*** RECORDS FOR THIS TASK ***

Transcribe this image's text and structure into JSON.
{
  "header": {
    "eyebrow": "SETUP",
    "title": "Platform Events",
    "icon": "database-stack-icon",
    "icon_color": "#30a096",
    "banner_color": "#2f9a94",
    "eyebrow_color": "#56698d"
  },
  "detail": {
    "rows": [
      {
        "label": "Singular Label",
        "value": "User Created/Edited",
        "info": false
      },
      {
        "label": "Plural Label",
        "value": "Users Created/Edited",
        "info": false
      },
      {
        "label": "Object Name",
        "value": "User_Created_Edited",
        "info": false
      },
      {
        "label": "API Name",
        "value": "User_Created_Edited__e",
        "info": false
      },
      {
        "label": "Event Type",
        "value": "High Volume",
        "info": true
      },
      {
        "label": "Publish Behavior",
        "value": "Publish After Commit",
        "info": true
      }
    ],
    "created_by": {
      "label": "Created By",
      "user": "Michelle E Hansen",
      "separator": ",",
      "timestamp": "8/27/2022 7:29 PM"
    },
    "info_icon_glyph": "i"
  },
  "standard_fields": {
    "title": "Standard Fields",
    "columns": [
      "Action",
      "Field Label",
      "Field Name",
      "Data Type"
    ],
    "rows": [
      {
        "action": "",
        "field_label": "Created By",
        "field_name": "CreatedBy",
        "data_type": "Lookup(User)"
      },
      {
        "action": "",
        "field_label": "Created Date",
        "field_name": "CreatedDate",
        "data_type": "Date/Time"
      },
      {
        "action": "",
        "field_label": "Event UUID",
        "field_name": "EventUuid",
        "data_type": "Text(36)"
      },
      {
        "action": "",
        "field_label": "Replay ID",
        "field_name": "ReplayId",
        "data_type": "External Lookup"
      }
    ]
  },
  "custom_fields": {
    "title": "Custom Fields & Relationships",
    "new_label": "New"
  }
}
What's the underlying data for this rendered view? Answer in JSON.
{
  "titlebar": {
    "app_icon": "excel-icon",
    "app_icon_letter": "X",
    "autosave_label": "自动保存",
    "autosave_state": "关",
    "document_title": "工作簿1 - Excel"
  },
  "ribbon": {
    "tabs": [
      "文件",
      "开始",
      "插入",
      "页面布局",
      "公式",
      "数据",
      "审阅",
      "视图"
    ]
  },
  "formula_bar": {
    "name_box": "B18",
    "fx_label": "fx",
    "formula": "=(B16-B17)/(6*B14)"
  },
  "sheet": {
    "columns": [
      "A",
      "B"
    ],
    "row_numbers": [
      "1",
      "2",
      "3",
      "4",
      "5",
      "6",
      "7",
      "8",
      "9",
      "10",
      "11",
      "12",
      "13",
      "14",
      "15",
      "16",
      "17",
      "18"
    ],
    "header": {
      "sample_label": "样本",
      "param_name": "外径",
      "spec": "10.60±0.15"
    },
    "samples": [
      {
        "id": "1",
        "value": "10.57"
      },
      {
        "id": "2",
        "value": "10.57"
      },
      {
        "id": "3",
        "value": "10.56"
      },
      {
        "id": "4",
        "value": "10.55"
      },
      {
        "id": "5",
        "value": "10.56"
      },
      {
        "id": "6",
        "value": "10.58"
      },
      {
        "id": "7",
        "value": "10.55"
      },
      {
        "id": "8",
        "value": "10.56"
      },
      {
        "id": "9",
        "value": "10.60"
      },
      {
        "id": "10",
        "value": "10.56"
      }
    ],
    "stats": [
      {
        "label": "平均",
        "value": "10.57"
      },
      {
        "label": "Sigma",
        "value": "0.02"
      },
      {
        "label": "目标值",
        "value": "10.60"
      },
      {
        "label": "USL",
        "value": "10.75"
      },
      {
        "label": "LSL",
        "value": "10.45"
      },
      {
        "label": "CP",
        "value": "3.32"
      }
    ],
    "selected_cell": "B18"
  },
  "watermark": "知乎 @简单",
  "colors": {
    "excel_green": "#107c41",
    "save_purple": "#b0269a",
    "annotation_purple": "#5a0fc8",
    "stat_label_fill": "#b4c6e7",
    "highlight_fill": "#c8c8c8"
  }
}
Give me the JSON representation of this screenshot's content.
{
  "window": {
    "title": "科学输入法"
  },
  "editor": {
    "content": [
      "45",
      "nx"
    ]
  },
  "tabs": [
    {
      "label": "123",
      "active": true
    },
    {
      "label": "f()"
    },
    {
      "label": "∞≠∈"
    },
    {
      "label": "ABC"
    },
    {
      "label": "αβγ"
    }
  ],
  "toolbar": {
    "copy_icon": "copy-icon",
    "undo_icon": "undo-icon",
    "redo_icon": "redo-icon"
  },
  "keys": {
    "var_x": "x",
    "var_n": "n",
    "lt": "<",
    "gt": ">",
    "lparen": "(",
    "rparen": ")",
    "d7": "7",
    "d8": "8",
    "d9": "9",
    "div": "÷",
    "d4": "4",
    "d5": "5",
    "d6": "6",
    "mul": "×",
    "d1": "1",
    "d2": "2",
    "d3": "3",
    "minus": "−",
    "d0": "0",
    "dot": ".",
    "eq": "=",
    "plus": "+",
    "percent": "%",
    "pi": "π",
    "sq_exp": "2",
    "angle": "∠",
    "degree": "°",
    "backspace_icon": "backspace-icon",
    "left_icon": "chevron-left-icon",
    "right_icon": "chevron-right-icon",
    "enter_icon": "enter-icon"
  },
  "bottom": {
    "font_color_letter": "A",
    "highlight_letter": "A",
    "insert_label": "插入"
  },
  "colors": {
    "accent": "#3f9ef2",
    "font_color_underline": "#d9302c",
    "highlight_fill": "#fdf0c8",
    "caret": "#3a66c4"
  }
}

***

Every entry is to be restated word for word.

Transcribe this image's text and structure into JSON.
{
  "header": {
    "eyebrow": "SETUP",
    "title": "Platform Events",
    "icon": "database-stack-icon",
    "icon_color": "#30a096",
    "banner_color": "#2f9a94",
    "eyebrow_color": "#56698d"
  },
  "detail": {
    "rows": [
      {
        "label": "Singular Label",
        "value": "User Created/Edited",
        "info": false
      },
      {
        "label": "Plural Label",
        "value": "Users Created/Edited",
        "info": false
      },
      {
        "label": "Object Name",
        "value": "User_Created_Edited",
        "info": false
      },
      {
        "label": "API Name",
        "value": "User_Created_Edited__e",
        "info": false
      },
      {
        "label": "Event Type",
        "value": "High Volume",
        "info": true
      },
      {
        "label": "Publish Behavior",
        "value": "Publish After Commit",
        "info": true
      }
    ],
    "created_by": {
      "label": "Created By",
      "user": "Michelle E Hansen",
      "separator": ",",
      "timestamp": "8/27/2022 7:29 PM"
    },
    "info_icon_glyph": "i"
  },
  "standard_fields": {
    "title": "Standard Fields",
    "columns": [
      "Action",
      "Field Label",
      "Field Name",
      "Data Type"
    ],
    "rows": [
      {
        "action": "",
        "field_label": "Created By",
        "field_name": "CreatedBy",
        "data_type": "Lookup(User)"
      },
      {
        "action": "",
        "field_label": "Created Date",
        "field_name": "CreatedDate",
        "data_type": "Date/Time"
      },
      {
        "action": "",
        "field_label": "Event UUID",
        "field_name": "EventUuid",
        "data_type": "Text(36)"
      },
      {
        "action": "",
        "field_label": "Replay ID",
        "field_name": "ReplayId",
        "data_type": "External Lookup"
      }
    ]
  },
  "custom_fields": {
    "title": "Custom Fields & Relationships",
    "new_label": "New"
  }
}
What's the underlying data for this rendered view? Answer in JSON.
{
  "titlebar": {
    "app_icon": "excel-icon",
    "app_icon_letter": "X",
    "autosave_label": "自动保存",
    "autosave_state": "关",
    "document_title": "工作簿1 - Excel"
  },
  "ribbon": {
    "tabs": [
      "文件",
      "开始",
      "插入",
      "页面布局",
      "公式",
      "数据",
      "审阅",
      "视图"
    ]
  },
  "formula_bar": {
    "name_box": "B18",
    "fx_label": "fx",
    "formula": "=(B16-B17)/(6*B14)"
  },
  "sheet": {
    "columns": [
      "A",
      "B"
    ],
    "row_numbers": [
      "1",
      "2",
      "3",
      "4",
      "5",
      "6",
      "7",
      "8",
      "9",
      "10",
      "11",
      "12",
      "13",
      "14",
      "15",
      "16",
      "17",
      "18"
    ],
    "header": {
      "sample_label": "样本",
      "param_name": "外径",
      "spec": "10.60±0.15"
    },
    "samples": [
      {
        "id": "1",
        "value": "10.57"
      },
      {
        "id": "2",
        "value": "10.57"
      },
      {
        "id": "3",
        "value": "10.56"
      },
      {
        "id": "4",
        "value": "10.55"
      },
      {
        "id": "5",
        "value": "10.56"
      },
      {
        "id": "6",
        "value": "10.58"
      },
      {
        "id": "7",
        "value": "10.55"
      },
      {
        "id": "8",
        "value": "10.56"
      },
      {
        "id": "9",
        "value": "10.60"
      },
      {
        "id": "10",
        "value": "10.56"
      }
    ],
    "stats": [
      {
        "label": "平均",
        "value": "10.57"
      },
      {
        "label": "Sigma",
        "value": "0.02"
      },
      {
        "label": "目标值",
        "value": "10.60"
      },
      {
        "label": "USL",
        "value": "10.75"
      },
      {
        "label": "LSL",
        "value": "10.45"
      },
      {
        "label": "CP",
        "value": "3.32"
      }
    ],
    "selected_cell": "B18"
  },
  "watermark": "知乎 @简单",
  "colors": {
    "excel_green": "#107c41",
    "save_purple": "#b0269a",
    "annotation_purple": "#5a0fc8",
    "stat_label_fill": "#b4c6e7",
    "highlight_fill": "#c8c8c8"
  }
}
Give me the JSON representation of this screenshot's content.
{
  "window": {
    "title": "科学输入法"
  },
  "editor": {
    "content": [
      "45",
      "nx"
    ]
  },
  "tabs": [
    {
      "label": "123",
      "active": true
    },
    {
      "label": "f()"
    },
    {
      "label": "∞≠∈"
    },
    {
      "label": "ABC"
    },
    {
      "label": "αβγ"
    }
  ],
  "toolbar": {
    "copy_icon": "copy-icon",
    "undo_icon": "undo-icon",
    "redo_icon": "redo-icon"
  },
  "keys": {
    "var_x": "x",
    "var_n": "n",
    "lt": "<",
    "gt": ">",
    "lparen": "(",
    "rparen": ")",
    "d7": "7",
    "d8": "8",
    "d9": "9",
    "div": "÷",
    "d4": "4",
    "d5": "5",
    "d6": "6",
    "mul": "×",
    "d1": "1",
    "d2": "2",
    "d3": "3",
    "minus": "−",
    "d0": "0",
    "dot": ".",
    "eq": "=",
    "plus": "+",
    "percent": "%",
    "pi": "π",
    "sq_exp": "2",
    "angle": "∠",
    "degree": "°",
    "backspace_icon": "backspace-icon",
    "left_icon": "chevron-left-icon",
    "right_icon": "chevron-right-icon",
    "enter_icon": "enter-icon"
  },
  "bottom": {
    "font_color_letter": "A",
    "highlight_letter": "A",
    "insert_label": "插入"
  },
  "colors": {
    "accent": "#3f9ef2",
    "font_color_underline": "#d9302c",
    "highlight_fill": "#fdf0c8",
    "caret": "#3a66c4"
  }
}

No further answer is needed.